### Brief
In the copy, include every entry exactly but none of its images.

### Data extracted from a collection
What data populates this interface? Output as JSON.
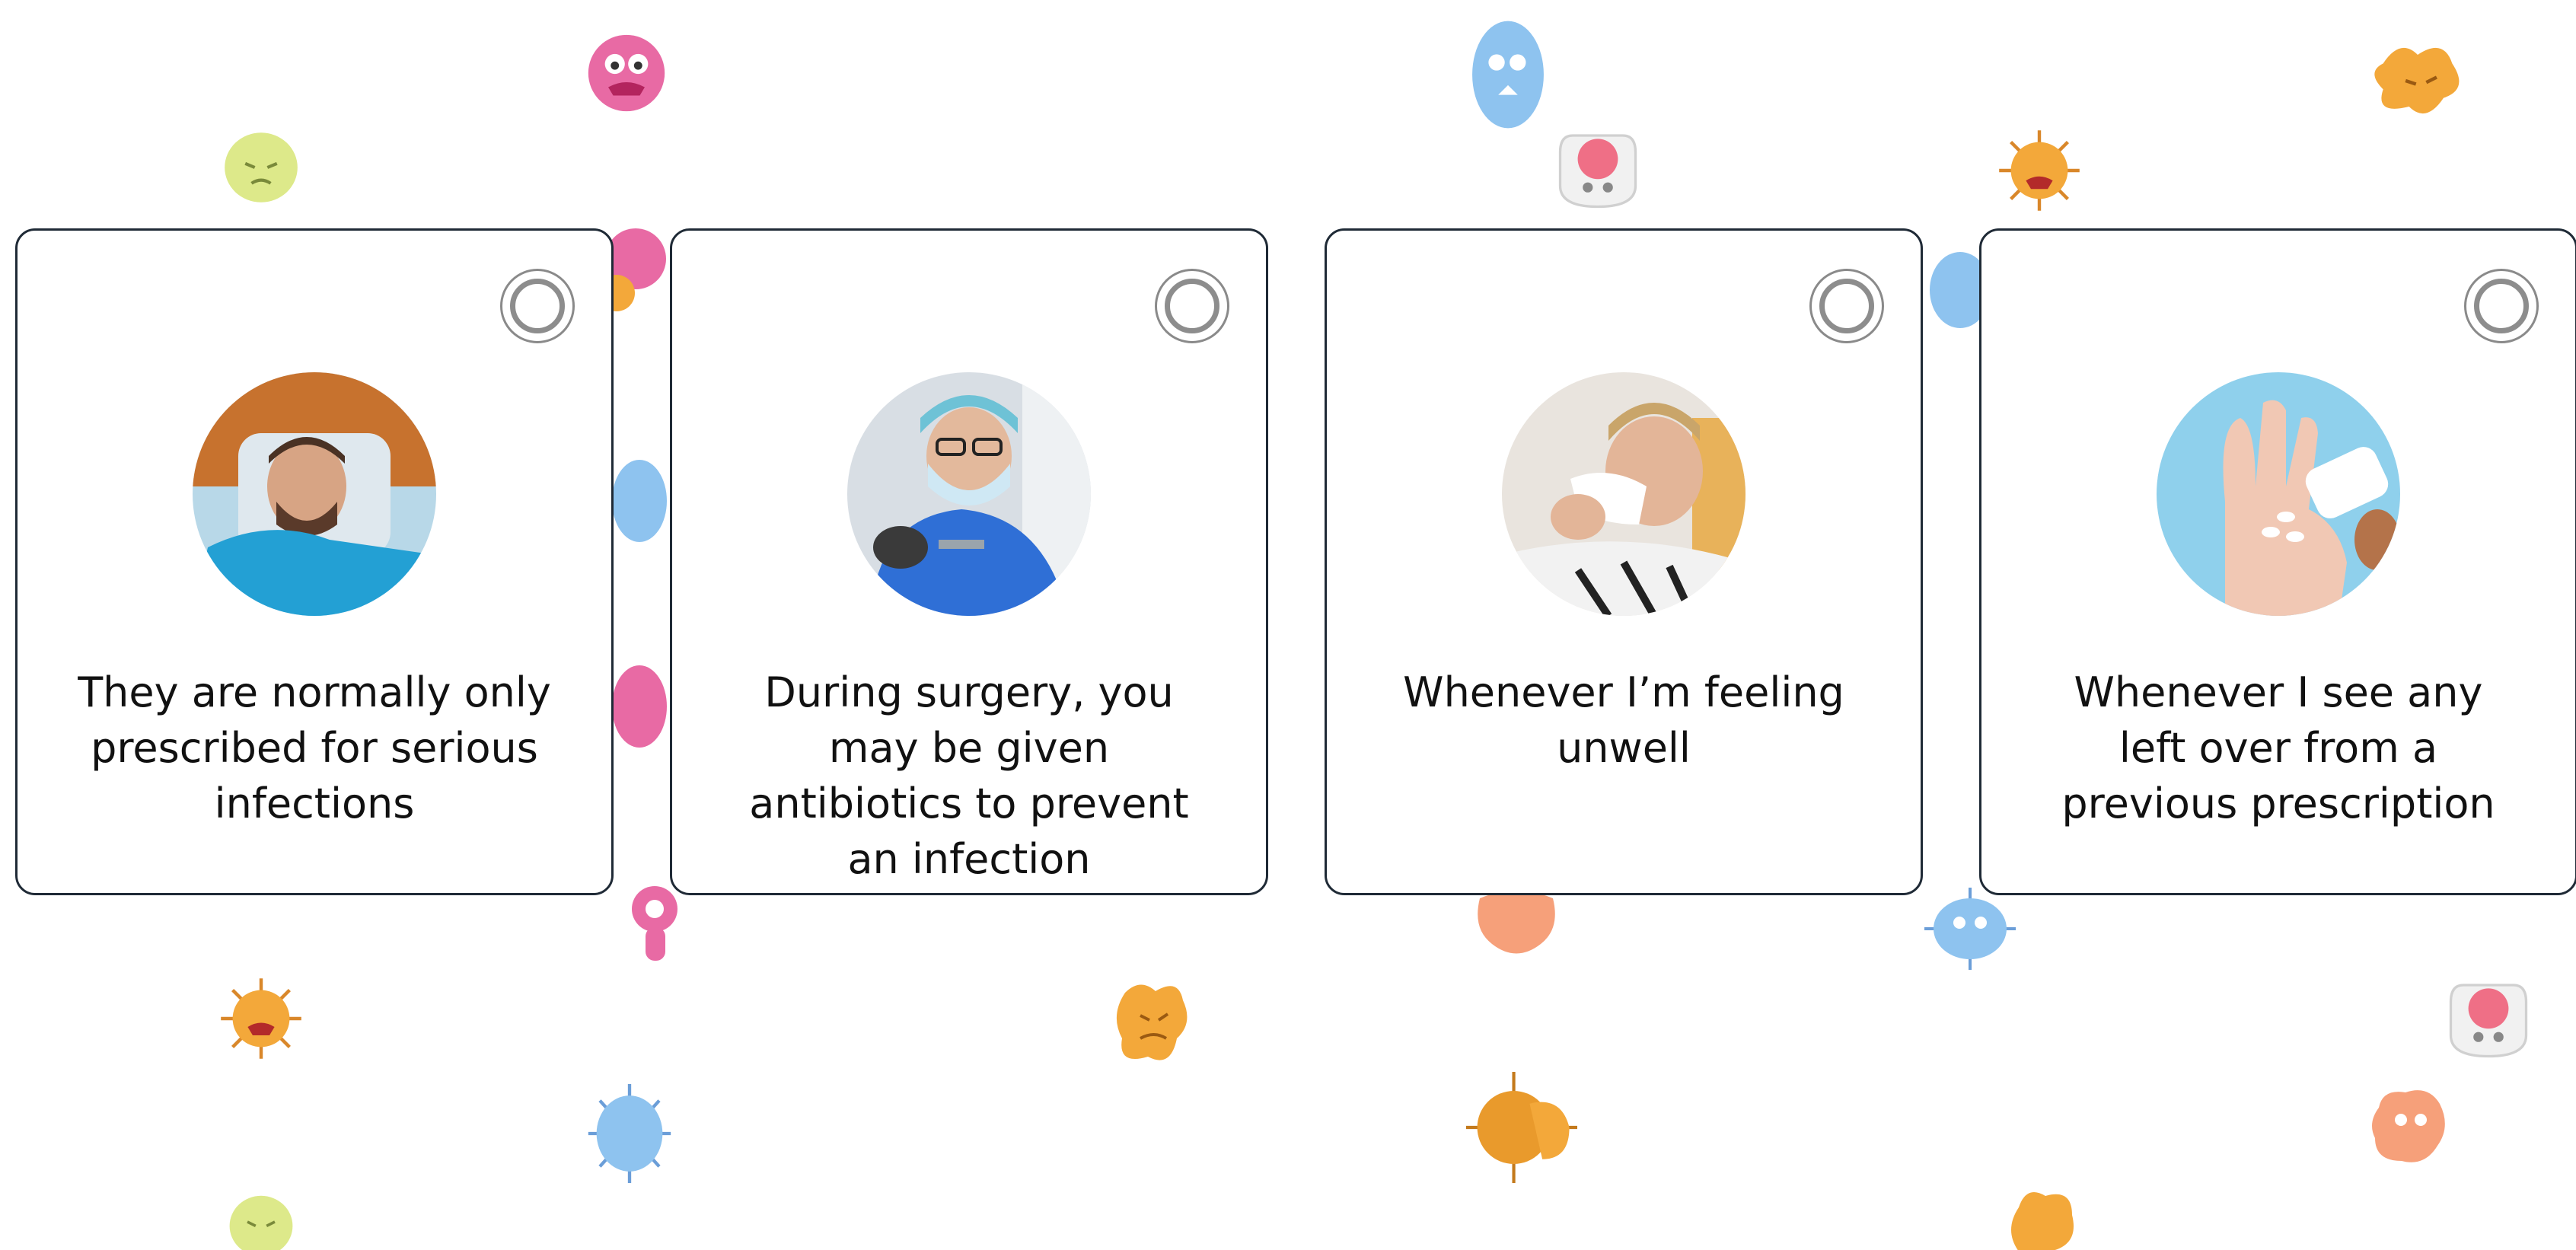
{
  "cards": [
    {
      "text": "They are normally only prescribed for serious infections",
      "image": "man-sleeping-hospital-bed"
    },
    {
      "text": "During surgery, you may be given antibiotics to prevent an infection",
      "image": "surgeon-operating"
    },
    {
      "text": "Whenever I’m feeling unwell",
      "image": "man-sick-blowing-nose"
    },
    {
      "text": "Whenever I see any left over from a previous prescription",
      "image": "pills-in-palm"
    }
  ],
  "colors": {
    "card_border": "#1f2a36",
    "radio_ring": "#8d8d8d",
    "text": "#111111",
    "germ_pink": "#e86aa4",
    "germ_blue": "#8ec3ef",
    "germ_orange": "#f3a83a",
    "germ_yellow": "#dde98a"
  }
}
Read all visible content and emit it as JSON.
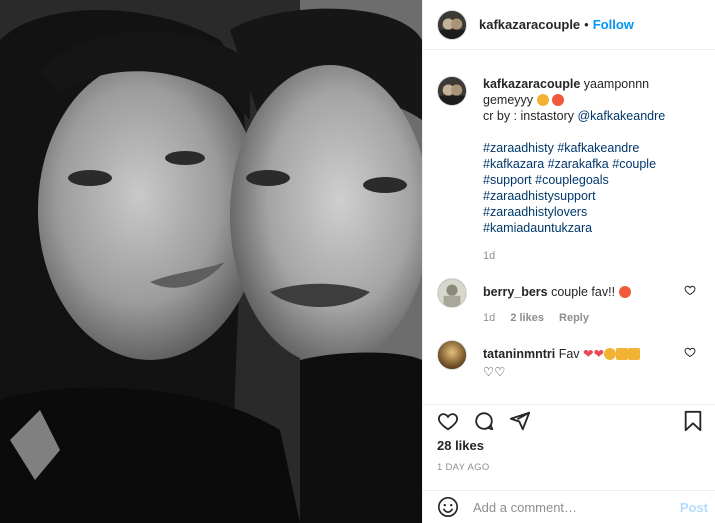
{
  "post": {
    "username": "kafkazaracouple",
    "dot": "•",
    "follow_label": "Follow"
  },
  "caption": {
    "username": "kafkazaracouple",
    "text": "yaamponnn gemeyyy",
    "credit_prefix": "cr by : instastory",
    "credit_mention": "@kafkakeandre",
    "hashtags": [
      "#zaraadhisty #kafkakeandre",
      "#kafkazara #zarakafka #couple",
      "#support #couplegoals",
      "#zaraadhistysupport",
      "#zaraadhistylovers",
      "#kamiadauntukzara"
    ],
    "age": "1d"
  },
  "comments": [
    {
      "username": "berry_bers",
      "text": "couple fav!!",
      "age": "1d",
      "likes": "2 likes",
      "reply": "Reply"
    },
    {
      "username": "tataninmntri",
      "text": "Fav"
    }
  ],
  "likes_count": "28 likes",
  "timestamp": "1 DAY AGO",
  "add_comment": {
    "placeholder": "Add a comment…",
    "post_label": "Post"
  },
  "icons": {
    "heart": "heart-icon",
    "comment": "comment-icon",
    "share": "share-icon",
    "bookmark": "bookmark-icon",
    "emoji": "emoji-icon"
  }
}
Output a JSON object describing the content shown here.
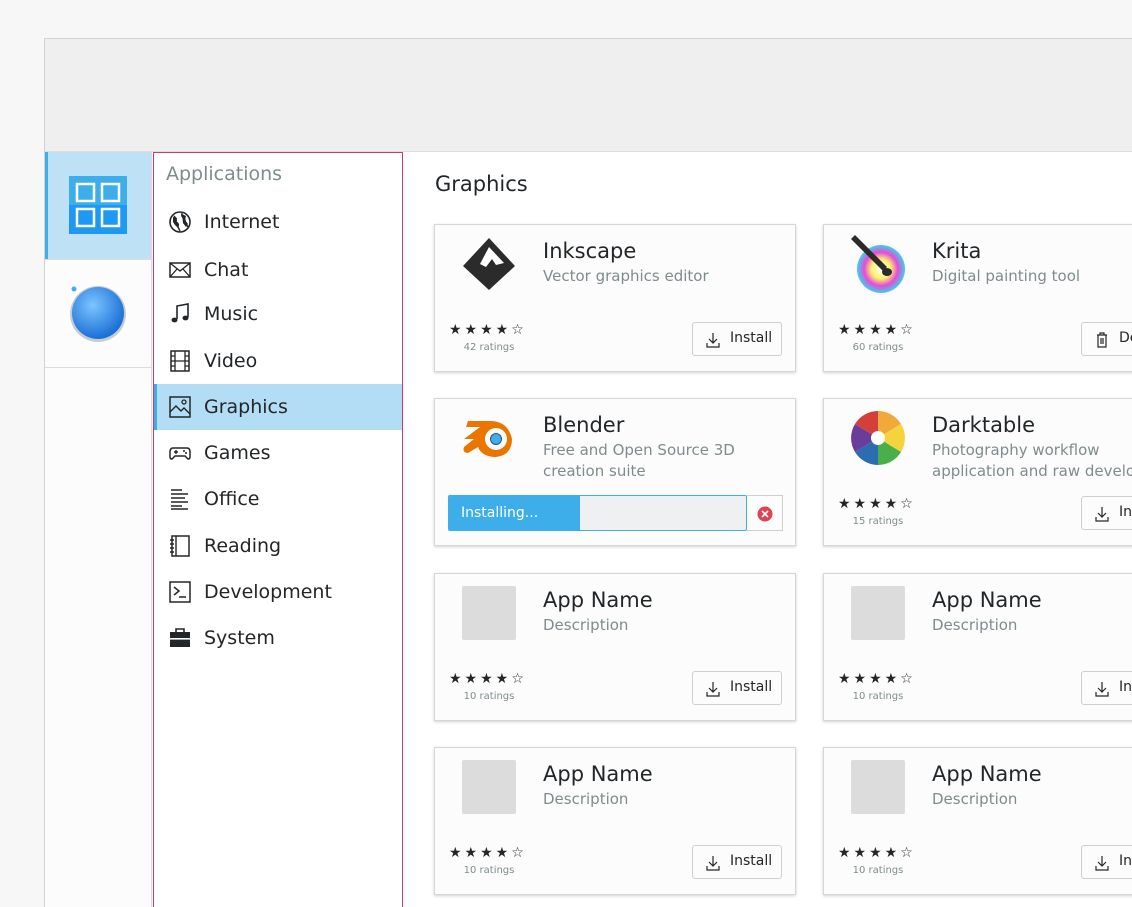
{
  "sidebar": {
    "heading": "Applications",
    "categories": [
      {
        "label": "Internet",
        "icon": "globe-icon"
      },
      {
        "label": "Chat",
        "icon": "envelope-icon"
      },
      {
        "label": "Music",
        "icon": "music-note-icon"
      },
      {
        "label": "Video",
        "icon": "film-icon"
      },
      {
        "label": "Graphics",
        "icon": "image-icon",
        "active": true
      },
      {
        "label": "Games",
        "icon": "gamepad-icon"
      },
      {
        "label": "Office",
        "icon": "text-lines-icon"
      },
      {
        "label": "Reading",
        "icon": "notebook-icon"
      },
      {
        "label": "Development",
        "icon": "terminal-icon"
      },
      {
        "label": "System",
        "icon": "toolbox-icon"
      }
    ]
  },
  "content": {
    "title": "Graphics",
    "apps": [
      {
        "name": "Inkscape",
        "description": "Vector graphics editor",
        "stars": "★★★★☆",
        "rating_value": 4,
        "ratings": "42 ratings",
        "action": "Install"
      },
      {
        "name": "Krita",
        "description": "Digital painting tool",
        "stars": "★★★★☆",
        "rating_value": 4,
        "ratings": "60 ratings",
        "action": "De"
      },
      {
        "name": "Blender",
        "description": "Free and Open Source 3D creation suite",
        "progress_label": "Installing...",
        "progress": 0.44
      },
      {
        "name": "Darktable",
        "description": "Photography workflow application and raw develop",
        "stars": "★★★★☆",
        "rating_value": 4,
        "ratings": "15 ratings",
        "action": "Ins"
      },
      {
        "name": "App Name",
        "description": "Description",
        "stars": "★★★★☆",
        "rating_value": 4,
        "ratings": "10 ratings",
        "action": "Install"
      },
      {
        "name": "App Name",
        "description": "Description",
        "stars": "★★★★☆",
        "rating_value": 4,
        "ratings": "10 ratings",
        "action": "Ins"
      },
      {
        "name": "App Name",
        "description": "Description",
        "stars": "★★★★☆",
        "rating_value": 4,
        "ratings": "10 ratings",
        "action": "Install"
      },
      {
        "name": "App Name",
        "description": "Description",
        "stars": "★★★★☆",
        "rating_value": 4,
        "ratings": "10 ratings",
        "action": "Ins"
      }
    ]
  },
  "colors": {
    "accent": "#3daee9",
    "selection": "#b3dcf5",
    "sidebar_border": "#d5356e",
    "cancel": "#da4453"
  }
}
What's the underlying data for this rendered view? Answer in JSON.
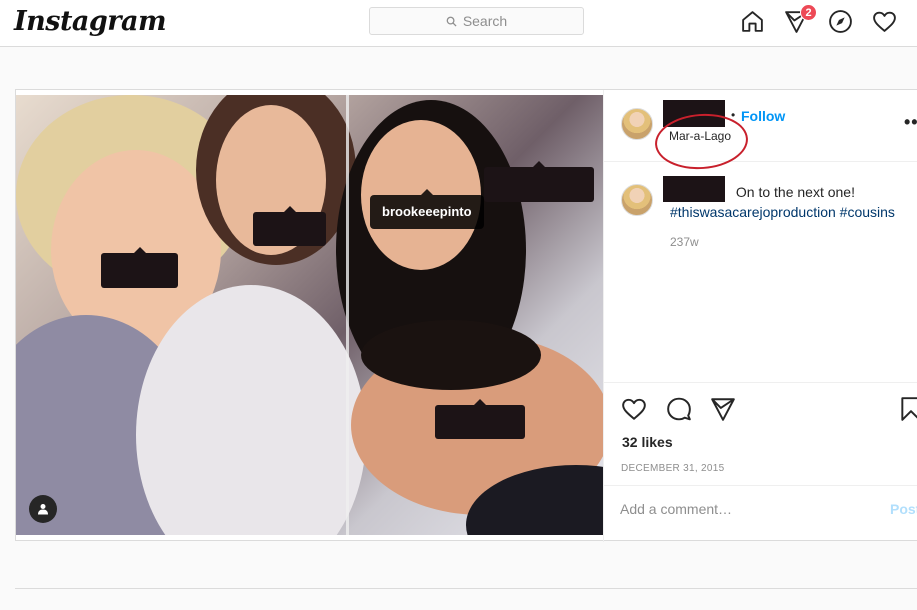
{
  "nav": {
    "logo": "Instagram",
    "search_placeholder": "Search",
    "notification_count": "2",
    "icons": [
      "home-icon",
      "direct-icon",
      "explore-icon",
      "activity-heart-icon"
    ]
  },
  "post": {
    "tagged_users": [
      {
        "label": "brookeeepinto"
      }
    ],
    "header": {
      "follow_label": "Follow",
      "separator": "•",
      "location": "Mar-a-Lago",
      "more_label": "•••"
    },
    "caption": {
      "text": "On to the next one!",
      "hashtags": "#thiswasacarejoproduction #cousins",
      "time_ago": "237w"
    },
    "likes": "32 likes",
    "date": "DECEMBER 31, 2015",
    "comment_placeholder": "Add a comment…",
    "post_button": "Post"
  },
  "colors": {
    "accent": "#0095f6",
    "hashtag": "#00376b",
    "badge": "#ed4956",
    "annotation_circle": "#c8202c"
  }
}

### Response to the task
What data populates this interface? Output as JSON.
{
  "cards": [
    {
      "text": "They are normally only prescribed for serious infections",
      "image": "man-sleeping-hospital-bed"
    },
    {
      "text": "During surgery, you may be given antibiotics to prevent an infection",
      "image": "surgeon-operating"
    },
    {
      "text": "Whenever I’m feeling unwell",
      "image": "man-sick-blowing-nose"
    },
    {
      "text": "Whenever I see any left over from a previous prescription",
      "image": "pills-in-palm"
    }
  ],
  "colors": {
    "card_border": "#1f2a36",
    "radio_ring": "#8d8d8d",
    "text": "#111111",
    "germ_pink": "#e86aa4",
    "germ_blue": "#8ec3ef",
    "germ_orange": "#f3a83a",
    "germ_yellow": "#dde98a"
  }
}
Read all visible content and emit it as JSON.
{
  "post": {
    "username": "kafkazaracouple",
    "dot": "•",
    "follow_label": "Follow"
  },
  "caption": {
    "username": "kafkazaracouple",
    "text": "yaamponnn gemeyyy",
    "credit_prefix": "cr by : instastory",
    "credit_mention": "@kafkakeandre",
    "hashtags": [
      "#zaraadhisty #kafkakeandre",
      "#kafkazara #zarakafka #couple",
      "#support #couplegoals",
      "#zaraadhistysupport",
      "#zaraadhistylovers",
      "#kamiadauntukzara"
    ],
    "age": "1d"
  },
  "comments": [
    {
      "username": "berry_bers",
      "text": "couple fav!!",
      "age": "1d",
      "likes": "2 likes",
      "reply": "Reply"
    },
    {
      "username": "tataninmntri",
      "text": "Fav"
    }
  ],
  "likes_count": "28 likes",
  "timestamp": "1 DAY AGO",
  "add_comment": {
    "placeholder": "Add a comment…",
    "post_label": "Post"
  },
  "icons": {
    "heart": "heart-icon",
    "comment": "comment-icon",
    "share": "share-icon",
    "bookmark": "bookmark-icon",
    "emoji": "emoji-icon"
  }
}
Output a JSON object describing the content shown here.
{
  "sidebar": {
    "heading": "Applications",
    "categories": [
      {
        "label": "Internet",
        "icon": "globe-icon"
      },
      {
        "label": "Chat",
        "icon": "envelope-icon"
      },
      {
        "label": "Music",
        "icon": "music-note-icon"
      },
      {
        "label": "Video",
        "icon": "film-icon"
      },
      {
        "label": "Graphics",
        "icon": "image-icon",
        "active": true
      },
      {
        "label": "Games",
        "icon": "gamepad-icon"
      },
      {
        "label": "Office",
        "icon": "text-lines-icon"
      },
      {
        "label": "Reading",
        "icon": "notebook-icon"
      },
      {
        "label": "Development",
        "icon": "terminal-icon"
      },
      {
        "label": "System",
        "icon": "toolbox-icon"
      }
    ]
  },
  "content": {
    "title": "Graphics",
    "apps": [
      {
        "name": "Inkscape",
        "description": "Vector graphics editor",
        "stars": "★★★★☆",
        "rating_value": 4,
        "ratings": "42 ratings",
        "action": "Install"
      },
      {
        "name": "Krita",
        "description": "Digital painting tool",
        "stars": "★★★★☆",
        "rating_value": 4,
        "ratings": "60 ratings",
        "action": "De"
      },
      {
        "name": "Blender",
        "description": "Free and Open Source 3D creation suite",
        "progress_label": "Installing...",
        "progress": 0.44
      },
      {
        "name": "Darktable",
        "description": "Photography workflow application and raw develop",
        "stars": "★★★★☆",
        "rating_value": 4,
        "ratings": "15 ratings",
        "action": "Ins"
      },
      {
        "name": "App Name",
        "description": "Description",
        "stars": "★★★★☆",
        "rating_value": 4,
        "ratings": "10 ratings",
        "action": "Install"
      },
      {
        "name": "App Name",
        "description": "Description",
        "stars": "★★★★☆",
        "rating_value": 4,
        "ratings": "10 ratings",
        "action": "Ins"
      },
      {
        "name": "App Name",
        "description": "Description",
        "stars": "★★★★☆",
        "rating_value": 4,
        "ratings": "10 ratings",
        "action": "Install"
      },
      {
        "name": "App Name",
        "description": "Description",
        "stars": "★★★★☆",
        "rating_value": 4,
        "ratings": "10 ratings",
        "action": "Ins"
      }
    ]
  },
  "colors": {
    "accent": "#3daee9",
    "selection": "#b3dcf5",
    "sidebar_border": "#d5356e",
    "cancel": "#da4453"
  }
}
What's the underlying data for this rendered view? Answer in JSON.
{
  "nav": {
    "logo": "Instagram",
    "search_placeholder": "Search",
    "notification_count": "2",
    "icons": [
      "home-icon",
      "direct-icon",
      "explore-icon",
      "activity-heart-icon"
    ]
  },
  "post": {
    "tagged_users": [
      {
        "label": "brookeeepinto"
      }
    ],
    "header": {
      "follow_label": "Follow",
      "separator": "•",
      "location": "Mar-a-Lago",
      "more_label": "•••"
    },
    "caption": {
      "text": "On to the next one!",
      "hashtags": "#thiswasacarejoproduction #cousins",
      "time_ago": "237w"
    },
    "likes": "32 likes",
    "date": "DECEMBER 31, 2015",
    "comment_placeholder": "Add a comment…",
    "post_button": "Post"
  },
  "colors": {
    "accent": "#0095f6",
    "hashtag": "#00376b",
    "badge": "#ed4956",
    "annotation_circle": "#c8202c"
  }
}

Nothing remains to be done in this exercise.